“Let it rest,” is everyone’s advice, especially since the laws as to what constitutes torture are in the process of being revised. If “enhanced interrogation techniques” (such as waterboarding, for instance) were considered benign under Bush’s regressive policies and his interpretation of the law and therefore “not torture,” that will surely change under Obama. Until, that is, we’ll have another occupant in the White House, and then another, at which time things will get back to “normal,” or they will not, depending of course on the whim of the president’s legal advisers and the president himself.
And so the argument goes, making it seem thus that the whole thing turned on definitions, and that definitions could always be defined and re-defined almost at will. What was once considered enlightened may revert some day to being thought of as shallow and stupid. The wisdom of the ages may yield to another perception that it was a folly. Nothing is fixed and nothing should remain so, because we humans have the power over definitions. It is so because we say it is so. True masters of the world in every sense of the word, because it’s a world of our own making! Gods should be envious.
I beg to differ. Our powers are greatly exaggerated and yes, we do operate under constraints – moral constraints, first and foremost. The history of humanity supports this contention. I’m yet to be swayed by the notion of historical progress, but progress it has been – a painstaking one and snail-paced, to be sure, but progress nonetheless.
The Other Boleyn Girl comes to mind. It’s a heckuva movie if you’re keen on comparing our present with our historical past. The past in this instance is the tail end of the Tudor era, the reign of Henry VIII; and the treatment of women, not just those of peasant stock but of noblewomen also, defies imagination. From childhood, they were groomed as assets — to advance the family’s interests and ambitions. The girls had no say in the matter but to do their family’s bidding, none whatever.
Such is the story of Ann Boleyn and “the other Boleyn girl,” Mary, Ann’s younger sister. The first ended up with her head chopped off, the second in exile – thanks to their loving family, which introduced both girls to Henry’s court for his sole use and pleasure, to serve as concubines once it became apparent that Catherine of Aragon, Henry’s lawful wife, was about to fall into disfavor.
Where am I going with this?
First, let’s just say that we’ll never go back to “the good old days” when women were so mistreated. Our history is replete with pendulum swings, with significant shifts forward only to experience a reversal — two steps forward, then one step back.

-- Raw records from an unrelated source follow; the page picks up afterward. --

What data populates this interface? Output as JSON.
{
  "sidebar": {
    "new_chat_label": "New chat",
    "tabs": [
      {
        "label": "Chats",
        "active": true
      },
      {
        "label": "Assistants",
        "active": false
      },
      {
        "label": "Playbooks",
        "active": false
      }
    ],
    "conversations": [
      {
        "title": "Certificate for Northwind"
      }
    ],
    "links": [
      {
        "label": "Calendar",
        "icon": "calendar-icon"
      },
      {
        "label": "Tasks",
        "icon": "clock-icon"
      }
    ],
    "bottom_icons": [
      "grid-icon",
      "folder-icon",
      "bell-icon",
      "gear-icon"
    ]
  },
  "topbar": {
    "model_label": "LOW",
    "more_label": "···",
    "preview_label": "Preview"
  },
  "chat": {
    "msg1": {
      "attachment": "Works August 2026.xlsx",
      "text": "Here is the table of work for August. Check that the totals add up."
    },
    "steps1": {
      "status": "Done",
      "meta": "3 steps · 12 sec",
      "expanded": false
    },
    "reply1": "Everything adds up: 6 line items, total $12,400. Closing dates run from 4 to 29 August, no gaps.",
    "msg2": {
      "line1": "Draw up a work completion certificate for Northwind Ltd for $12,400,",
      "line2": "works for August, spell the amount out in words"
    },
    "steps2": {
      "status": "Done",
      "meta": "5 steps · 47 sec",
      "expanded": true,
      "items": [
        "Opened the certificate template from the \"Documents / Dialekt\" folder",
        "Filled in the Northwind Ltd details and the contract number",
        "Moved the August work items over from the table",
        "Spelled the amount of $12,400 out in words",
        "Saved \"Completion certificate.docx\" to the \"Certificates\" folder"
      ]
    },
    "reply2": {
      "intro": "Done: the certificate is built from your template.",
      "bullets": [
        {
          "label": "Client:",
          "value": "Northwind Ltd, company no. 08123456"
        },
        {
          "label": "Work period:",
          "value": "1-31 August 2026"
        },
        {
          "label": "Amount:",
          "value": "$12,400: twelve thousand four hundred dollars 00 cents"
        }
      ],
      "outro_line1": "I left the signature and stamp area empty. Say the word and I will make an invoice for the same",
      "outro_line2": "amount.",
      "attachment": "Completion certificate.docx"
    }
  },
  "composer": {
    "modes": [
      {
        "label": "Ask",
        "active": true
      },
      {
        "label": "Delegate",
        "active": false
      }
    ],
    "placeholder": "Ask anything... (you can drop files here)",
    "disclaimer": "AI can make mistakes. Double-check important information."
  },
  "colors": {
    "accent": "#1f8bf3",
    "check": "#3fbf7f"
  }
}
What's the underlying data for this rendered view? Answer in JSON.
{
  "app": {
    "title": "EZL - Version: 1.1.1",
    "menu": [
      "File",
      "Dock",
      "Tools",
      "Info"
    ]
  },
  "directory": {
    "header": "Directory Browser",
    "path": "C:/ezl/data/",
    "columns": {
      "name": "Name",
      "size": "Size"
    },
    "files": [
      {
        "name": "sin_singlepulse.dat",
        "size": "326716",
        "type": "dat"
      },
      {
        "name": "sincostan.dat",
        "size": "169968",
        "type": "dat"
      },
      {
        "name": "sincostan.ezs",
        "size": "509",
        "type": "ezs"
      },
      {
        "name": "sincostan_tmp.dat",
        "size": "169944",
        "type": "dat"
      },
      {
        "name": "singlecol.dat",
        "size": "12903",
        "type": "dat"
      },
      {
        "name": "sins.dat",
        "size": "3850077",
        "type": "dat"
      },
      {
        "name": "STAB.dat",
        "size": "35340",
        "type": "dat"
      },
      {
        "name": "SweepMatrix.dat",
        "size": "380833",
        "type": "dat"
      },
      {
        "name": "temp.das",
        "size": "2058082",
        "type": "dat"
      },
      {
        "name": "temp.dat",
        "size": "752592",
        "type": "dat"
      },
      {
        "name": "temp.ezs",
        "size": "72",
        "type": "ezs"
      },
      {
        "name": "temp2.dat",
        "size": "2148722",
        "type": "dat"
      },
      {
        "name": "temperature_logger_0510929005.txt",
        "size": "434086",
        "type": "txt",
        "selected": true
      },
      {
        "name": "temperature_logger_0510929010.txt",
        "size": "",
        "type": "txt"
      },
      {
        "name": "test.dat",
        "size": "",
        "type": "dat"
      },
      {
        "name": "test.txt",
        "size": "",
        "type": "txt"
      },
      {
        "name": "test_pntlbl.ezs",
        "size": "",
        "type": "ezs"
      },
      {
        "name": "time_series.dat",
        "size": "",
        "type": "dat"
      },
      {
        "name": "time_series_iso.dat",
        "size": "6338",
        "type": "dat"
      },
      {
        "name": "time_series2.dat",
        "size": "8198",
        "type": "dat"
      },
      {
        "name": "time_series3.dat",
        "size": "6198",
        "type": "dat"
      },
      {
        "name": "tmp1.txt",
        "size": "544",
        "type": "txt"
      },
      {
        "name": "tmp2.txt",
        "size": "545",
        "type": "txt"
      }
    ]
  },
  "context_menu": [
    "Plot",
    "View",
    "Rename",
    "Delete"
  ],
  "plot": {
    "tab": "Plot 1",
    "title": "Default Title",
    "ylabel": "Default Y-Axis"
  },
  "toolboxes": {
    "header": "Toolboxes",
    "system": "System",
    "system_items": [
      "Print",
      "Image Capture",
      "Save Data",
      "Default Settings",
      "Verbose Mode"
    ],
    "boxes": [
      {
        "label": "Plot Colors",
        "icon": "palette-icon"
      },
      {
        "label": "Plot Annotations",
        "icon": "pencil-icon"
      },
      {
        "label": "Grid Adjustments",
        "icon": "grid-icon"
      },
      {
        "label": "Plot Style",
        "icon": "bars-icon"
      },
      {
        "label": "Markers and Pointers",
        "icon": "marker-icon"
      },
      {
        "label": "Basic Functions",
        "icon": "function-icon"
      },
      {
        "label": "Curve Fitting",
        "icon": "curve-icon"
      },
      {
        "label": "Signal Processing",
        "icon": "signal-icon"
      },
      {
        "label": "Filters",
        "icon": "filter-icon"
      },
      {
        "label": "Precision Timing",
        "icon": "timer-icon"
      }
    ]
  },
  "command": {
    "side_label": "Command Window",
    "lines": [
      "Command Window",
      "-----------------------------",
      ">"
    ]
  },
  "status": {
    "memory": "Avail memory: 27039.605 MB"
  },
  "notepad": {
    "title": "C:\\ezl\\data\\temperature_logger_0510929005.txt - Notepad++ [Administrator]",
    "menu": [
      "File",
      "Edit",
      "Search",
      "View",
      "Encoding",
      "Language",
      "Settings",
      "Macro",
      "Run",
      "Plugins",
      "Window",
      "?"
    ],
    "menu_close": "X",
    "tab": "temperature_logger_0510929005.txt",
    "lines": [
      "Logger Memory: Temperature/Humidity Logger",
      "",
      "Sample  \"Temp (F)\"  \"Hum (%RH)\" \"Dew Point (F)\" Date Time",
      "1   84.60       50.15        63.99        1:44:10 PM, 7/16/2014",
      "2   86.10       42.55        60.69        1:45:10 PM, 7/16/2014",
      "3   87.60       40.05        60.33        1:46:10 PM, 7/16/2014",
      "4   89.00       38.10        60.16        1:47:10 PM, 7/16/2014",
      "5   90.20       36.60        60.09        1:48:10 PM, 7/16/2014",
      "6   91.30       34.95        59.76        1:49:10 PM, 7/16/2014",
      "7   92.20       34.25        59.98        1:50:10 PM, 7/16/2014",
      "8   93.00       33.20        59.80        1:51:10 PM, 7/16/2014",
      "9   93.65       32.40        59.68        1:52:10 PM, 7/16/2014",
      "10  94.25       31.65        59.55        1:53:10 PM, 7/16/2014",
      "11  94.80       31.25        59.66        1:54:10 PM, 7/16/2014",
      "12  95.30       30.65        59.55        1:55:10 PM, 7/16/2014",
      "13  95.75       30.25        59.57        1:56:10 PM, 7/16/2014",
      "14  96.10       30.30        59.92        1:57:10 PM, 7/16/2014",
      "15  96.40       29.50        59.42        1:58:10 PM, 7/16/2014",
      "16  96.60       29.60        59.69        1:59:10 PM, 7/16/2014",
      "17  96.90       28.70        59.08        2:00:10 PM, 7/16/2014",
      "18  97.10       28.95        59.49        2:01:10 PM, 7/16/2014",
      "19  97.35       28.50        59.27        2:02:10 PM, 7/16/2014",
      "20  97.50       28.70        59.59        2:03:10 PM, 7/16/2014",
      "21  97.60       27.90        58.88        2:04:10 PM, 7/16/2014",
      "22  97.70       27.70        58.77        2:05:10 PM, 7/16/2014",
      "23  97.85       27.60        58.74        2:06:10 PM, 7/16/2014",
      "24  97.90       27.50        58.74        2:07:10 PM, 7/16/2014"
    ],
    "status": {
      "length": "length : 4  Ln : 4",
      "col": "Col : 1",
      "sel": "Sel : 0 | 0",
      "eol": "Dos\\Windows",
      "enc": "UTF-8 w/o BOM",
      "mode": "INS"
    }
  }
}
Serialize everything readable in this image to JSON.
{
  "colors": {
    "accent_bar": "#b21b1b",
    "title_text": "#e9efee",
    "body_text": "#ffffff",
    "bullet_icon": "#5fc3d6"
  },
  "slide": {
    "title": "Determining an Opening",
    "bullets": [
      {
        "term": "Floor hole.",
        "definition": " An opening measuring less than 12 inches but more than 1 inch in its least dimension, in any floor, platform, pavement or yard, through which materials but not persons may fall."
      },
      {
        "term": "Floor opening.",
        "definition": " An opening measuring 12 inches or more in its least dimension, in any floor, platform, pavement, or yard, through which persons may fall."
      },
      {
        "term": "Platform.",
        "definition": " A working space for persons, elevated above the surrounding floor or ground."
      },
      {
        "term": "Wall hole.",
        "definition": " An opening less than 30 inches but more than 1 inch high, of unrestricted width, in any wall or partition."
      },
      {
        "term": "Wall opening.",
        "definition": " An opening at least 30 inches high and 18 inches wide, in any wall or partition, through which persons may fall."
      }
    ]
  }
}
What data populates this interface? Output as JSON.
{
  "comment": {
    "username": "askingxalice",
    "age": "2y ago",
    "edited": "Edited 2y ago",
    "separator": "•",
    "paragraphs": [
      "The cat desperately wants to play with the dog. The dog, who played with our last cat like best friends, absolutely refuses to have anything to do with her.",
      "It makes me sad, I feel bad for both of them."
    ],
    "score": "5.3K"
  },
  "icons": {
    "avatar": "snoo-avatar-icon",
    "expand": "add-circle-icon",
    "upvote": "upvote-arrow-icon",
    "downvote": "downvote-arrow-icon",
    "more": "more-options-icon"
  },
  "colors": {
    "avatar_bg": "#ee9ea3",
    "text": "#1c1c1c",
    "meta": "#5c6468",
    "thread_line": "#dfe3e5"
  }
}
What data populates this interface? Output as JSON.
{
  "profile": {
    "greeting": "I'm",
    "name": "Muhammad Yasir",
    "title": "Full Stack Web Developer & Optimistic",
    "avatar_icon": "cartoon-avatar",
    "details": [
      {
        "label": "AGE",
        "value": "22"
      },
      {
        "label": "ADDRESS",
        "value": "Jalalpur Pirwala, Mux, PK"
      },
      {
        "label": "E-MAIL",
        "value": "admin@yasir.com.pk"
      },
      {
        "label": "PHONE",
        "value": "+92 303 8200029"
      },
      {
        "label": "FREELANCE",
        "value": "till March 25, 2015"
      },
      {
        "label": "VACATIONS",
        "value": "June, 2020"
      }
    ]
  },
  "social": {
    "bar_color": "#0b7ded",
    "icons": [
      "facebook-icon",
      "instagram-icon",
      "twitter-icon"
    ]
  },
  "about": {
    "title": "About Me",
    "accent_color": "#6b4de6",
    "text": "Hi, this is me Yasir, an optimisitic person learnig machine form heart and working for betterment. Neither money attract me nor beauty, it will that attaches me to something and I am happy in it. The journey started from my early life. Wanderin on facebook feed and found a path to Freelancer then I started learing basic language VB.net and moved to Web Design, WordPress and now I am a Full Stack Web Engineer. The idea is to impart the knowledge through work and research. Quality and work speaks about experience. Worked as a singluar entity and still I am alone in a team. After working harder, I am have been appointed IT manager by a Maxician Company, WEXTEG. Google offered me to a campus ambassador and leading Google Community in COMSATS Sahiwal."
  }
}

But it is also true that the voice of reaction will take you back only so far, and no further. Parts of our past are irretrievable.
Why? Simply because the gains we’ve made have trickled down to the popular consciousness, precluding any possibility of radical backsliding. This is true of any area of human relations where gross injustices were once prevalent throughout our inglorious past only to be rectified, in light of heightened consciousness, in times since, including the present, . We simply can’t turn our blind eye anymore on practices we now regard as abhorrent : slavery, exploitation of women, discrimination against gays, African-Americans and the handicapped, unfair labor practices and sexual discrimination in the workplace, glass ceilings and all such; any practice, in fact, which only a while ago was considered the norm, but which now seems to violate our common sensibilities and consciousness Too much time has elapsed ever to revert to our old barbaric selves and the barbaric views which were part and parcel of them. Once we acquire a third eye, it’s impossible to shed it. If that is not an argument for progress, I don’t know what is.